That covers the basics and works great for most people. When you’re comfortable using something you usually don’t read the manual for it since you feel you already know it, but if you take the time to read the man page for less, there’s a lot of great features people don’t know about.

I’ve included some of the ones I use a lot below that make my life easier. You’ll want to type these in just as they appear, so when it says -N you type that directly in to less, with the dash and everything. It might look like it’s a flag you pass it when you start it, and you can do that, but you can also type them after you’re already inside less.

Nice features inside less:

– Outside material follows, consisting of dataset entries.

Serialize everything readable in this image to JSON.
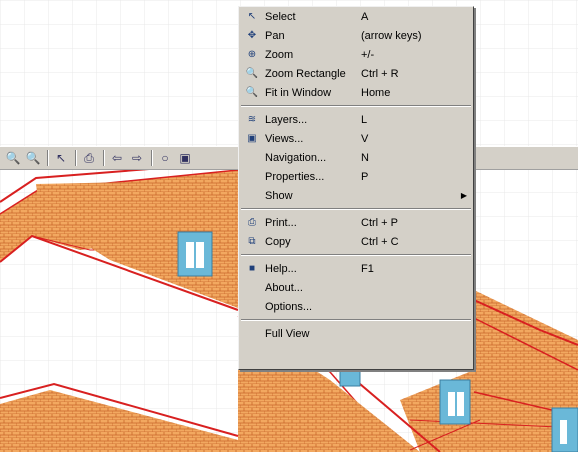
{
  "menu": {
    "groups": [
      [
        {
          "name": "menu-item-select",
          "icon": "cursor-icon",
          "glyph": "↖",
          "label": "Select",
          "shortcut": "A"
        },
        {
          "name": "menu-item-pan",
          "icon": "pan-icon",
          "glyph": "✥",
          "label": "Pan",
          "shortcut": "(arrow keys)"
        },
        {
          "name": "menu-item-zoom",
          "icon": "zoom-icon",
          "glyph": "⊕",
          "label": "Zoom",
          "shortcut": "+/-"
        },
        {
          "name": "menu-item-zoom-rectangle",
          "icon": "zoom-rectangle-icon",
          "glyph": "🔍",
          "label": "Zoom Rectangle",
          "shortcut": "Ctrl + R"
        },
        {
          "name": "menu-item-fit-in-window",
          "icon": "fit-window-icon",
          "glyph": "🔍",
          "label": "Fit in Window",
          "shortcut": "Home"
        }
      ],
      [
        {
          "name": "menu-item-layers",
          "icon": "layers-icon",
          "glyph": "≋",
          "label": "Layers...",
          "shortcut": "L"
        },
        {
          "name": "menu-item-views",
          "icon": "views-icon",
          "glyph": "▣",
          "label": "Views...",
          "shortcut": "V"
        },
        {
          "name": "menu-item-navigation",
          "icon": "",
          "glyph": "",
          "label": "Navigation...",
          "shortcut": "N"
        },
        {
          "name": "menu-item-properties",
          "icon": "",
          "glyph": "",
          "label": "Properties...",
          "shortcut": "P"
        },
        {
          "name": "menu-item-show",
          "icon": "",
          "glyph": "",
          "label": "Show",
          "shortcut": "",
          "submenu": true
        }
      ],
      [
        {
          "name": "menu-item-print",
          "icon": "printer-icon",
          "glyph": "⎙",
          "label": "Print...",
          "shortcut": "Ctrl + P"
        },
        {
          "name": "menu-item-copy",
          "icon": "copy-icon",
          "glyph": "⧉",
          "label": "Copy",
          "shortcut": "Ctrl + C"
        }
      ],
      [
        {
          "name": "menu-item-help",
          "icon": "help-icon",
          "glyph": "■",
          "label": "Help...",
          "shortcut": "F1"
        },
        {
          "name": "menu-item-about",
          "icon": "",
          "glyph": "",
          "label": "About...",
          "shortcut": ""
        },
        {
          "name": "menu-item-options",
          "icon": "",
          "glyph": "",
          "label": "Options...",
          "shortcut": ""
        }
      ],
      [
        {
          "name": "menu-item-full-view",
          "icon": "",
          "glyph": "",
          "label": "Full View",
          "shortcut": ""
        }
      ]
    ],
    "submenu_arrow": "▶"
  },
  "toolbar": {
    "buttons": [
      {
        "name": "zoom-in-tool-button",
        "icon": "zoom-in-icon",
        "glyph": "🔍"
      },
      {
        "name": "zoom-rect-tool-button",
        "icon": "zoom-rectangle-icon",
        "glyph": "🔍"
      },
      {
        "sep": true
      },
      {
        "name": "select-tool-button",
        "icon": "cursor-icon",
        "glyph": "↖"
      },
      {
        "sep": true
      },
      {
        "name": "print-tool-button",
        "icon": "printer-icon",
        "glyph": "⎙"
      },
      {
        "sep": true
      },
      {
        "name": "back-tool-button",
        "icon": "arrow-left-icon",
        "glyph": "⇦"
      },
      {
        "name": "forward-tool-button",
        "icon": "arrow-right-icon",
        "glyph": "⇨"
      },
      {
        "sep": true
      },
      {
        "name": "stop-tool-button",
        "icon": "circle-icon",
        "glyph": "○"
      },
      {
        "name": "view-tool-button",
        "icon": "view-icon",
        "glyph": "▣"
      }
    ]
  },
  "colors": {
    "roof_fill": "#f0b070",
    "roof_line": "#d82020",
    "brick": "#e08a3a",
    "window_frame": "#6ab8d8",
    "menu_bg": "#d4d0c8",
    "grid": "#e6e6e6"
  }
}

  • &pattern – only display lines that match your pattern
  • &!pattern – exclude lines that match your pattern
  • -N – enable/disable showing of line numbers
  • -I – enable/disable ignoring of case in search patterns
  • -G – enable/disable highlighting of matches
  • -S – enable/disable chopping off long lines instead of wrapping them
  • v – edit the file in your $EDITOR (technically it uses $VISUAL first and falls back to $EDITOR if $VISUAL isn’t defined)
  • F – keep reading the file as its being written, basically like tail -f
  • ma and 'a – set a mark, named ‘a’, at your current location then you can jump back to it using 'a from anywhere in the file. replace ‘a’ with any character you want.

I use &!pattern to exclude lines that are normal inside a log file so the abnormal ones are easier to see. I use v to make quick changes to config files if I see problems. I use -I to look for all possible capitalization schemes of the word ‘error’, I can’t tell you how many times something deciding to write ‘error’ as ‘Error’ or ‘ERROR’ has thrown me off.

Hopefully this will encourage you to read the man page for less since there’s more features I haven’t touched on. Did you know you can tell /pattern to only search what is on your screen instead of jumping to the first match it finds? Did you know less allows you to have multiple files open? You can switch between them and can even search all of them at the same time.

Posted in: Linux